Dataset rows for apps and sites
•••

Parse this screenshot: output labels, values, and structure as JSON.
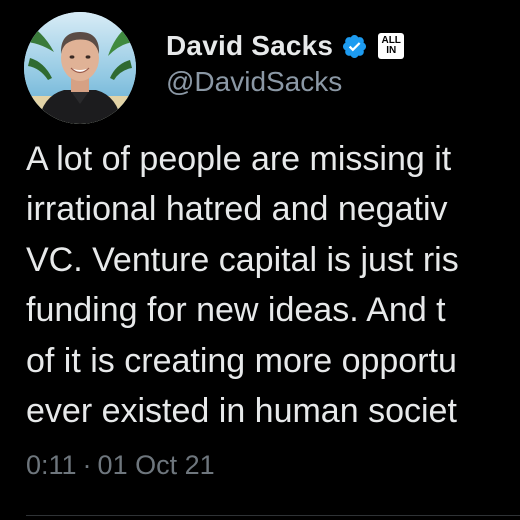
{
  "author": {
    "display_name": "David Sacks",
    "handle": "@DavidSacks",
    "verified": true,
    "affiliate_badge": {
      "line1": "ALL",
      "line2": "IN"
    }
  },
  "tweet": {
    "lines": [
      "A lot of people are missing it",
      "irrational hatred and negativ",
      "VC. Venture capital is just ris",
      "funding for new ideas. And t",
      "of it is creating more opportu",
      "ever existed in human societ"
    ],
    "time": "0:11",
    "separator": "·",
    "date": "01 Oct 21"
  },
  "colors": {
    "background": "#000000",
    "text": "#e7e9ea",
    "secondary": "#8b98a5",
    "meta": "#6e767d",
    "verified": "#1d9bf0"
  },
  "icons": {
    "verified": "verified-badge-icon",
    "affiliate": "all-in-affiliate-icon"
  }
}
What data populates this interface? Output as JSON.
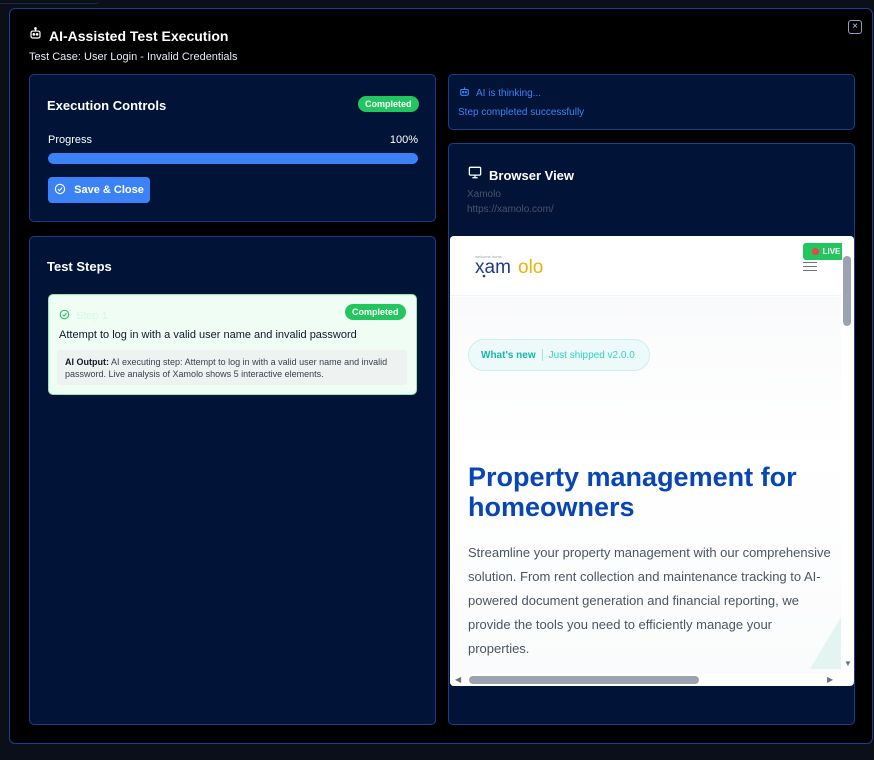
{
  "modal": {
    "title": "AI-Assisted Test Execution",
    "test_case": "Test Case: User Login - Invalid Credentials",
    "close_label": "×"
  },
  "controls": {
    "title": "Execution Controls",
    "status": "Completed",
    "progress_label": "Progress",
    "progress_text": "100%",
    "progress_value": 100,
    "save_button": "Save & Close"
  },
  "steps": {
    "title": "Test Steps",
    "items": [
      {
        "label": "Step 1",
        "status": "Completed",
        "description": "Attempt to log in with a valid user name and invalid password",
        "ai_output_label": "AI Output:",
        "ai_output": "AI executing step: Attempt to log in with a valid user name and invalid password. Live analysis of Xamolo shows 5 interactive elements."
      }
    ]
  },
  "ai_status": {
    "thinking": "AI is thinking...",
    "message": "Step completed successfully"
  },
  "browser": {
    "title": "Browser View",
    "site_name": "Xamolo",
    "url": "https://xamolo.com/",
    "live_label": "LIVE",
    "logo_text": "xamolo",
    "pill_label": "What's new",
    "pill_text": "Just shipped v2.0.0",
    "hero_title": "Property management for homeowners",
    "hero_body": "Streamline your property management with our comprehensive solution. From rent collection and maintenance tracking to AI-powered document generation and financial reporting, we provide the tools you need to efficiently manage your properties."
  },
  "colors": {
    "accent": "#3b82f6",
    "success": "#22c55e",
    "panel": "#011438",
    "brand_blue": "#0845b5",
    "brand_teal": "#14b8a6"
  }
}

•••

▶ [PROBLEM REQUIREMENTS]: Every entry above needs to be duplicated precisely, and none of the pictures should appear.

▶ [RESPONSE TO THIS EXERCISE]:
Parse this screenshot: output labels, values, and structure as JSON.
{
  "author": {
    "display_name": "David Sacks",
    "handle": "@DavidSacks",
    "verified": true,
    "affiliate_badge": {
      "line1": "ALL",
      "line2": "IN"
    }
  },
  "tweet": {
    "lines": [
      "A lot of people are missing it",
      "irrational hatred and negativ",
      "VC. Venture capital is just ris",
      "funding for new ideas. And t",
      "of it is creating more opportu",
      "ever existed in human societ"
    ],
    "time": "0:11",
    "separator": "·",
    "date": "01 Oct 21"
  },
  "colors": {
    "background": "#000000",
    "text": "#e7e9ea",
    "secondary": "#8b98a5",
    "meta": "#6e767d",
    "verified": "#1d9bf0"
  },
  "icons": {
    "verified": "verified-badge-icon",
    "affiliate": "all-in-affiliate-icon"
  }
}
What data populates this interface? Output as JSON.
{
  "modal": {
    "title": "AI-Assisted Test Execution",
    "test_case": "Test Case: User Login - Invalid Credentials",
    "close_label": "×"
  },
  "controls": {
    "title": "Execution Controls",
    "status": "Completed",
    "progress_label": "Progress",
    "progress_text": "100%",
    "progress_value": 100,
    "save_button": "Save & Close"
  },
  "steps": {
    "title": "Test Steps",
    "items": [
      {
        "label": "Step 1",
        "status": "Completed",
        "description": "Attempt to log in with a valid user name and invalid password",
        "ai_output_label": "AI Output:",
        "ai_output": "AI executing step: Attempt to log in with a valid user name and invalid password. Live analysis of Xamolo shows 5 interactive elements."
      }
    ]
  },
  "ai_status": {
    "thinking": "AI is thinking...",
    "message": "Step completed successfully"
  },
  "browser": {
    "title": "Browser View",
    "site_name": "Xamolo",
    "url": "https://xamolo.com/",
    "live_label": "LIVE",
    "logo_text": "xamolo",
    "pill_label": "What's new",
    "pill_text": "Just shipped v2.0.0",
    "hero_title": "Property management for homeowners",
    "hero_body": "Streamline your property management with our comprehensive solution. From rent collection and maintenance tracking to AI-powered document generation and financial reporting, we provide the tools you need to efficiently manage your properties."
  },
  "colors": {
    "accent": "#3b82f6",
    "success": "#22c55e",
    "panel": "#011438",
    "brand_blue": "#0845b5",
    "brand_teal": "#14b8a6"
  }
}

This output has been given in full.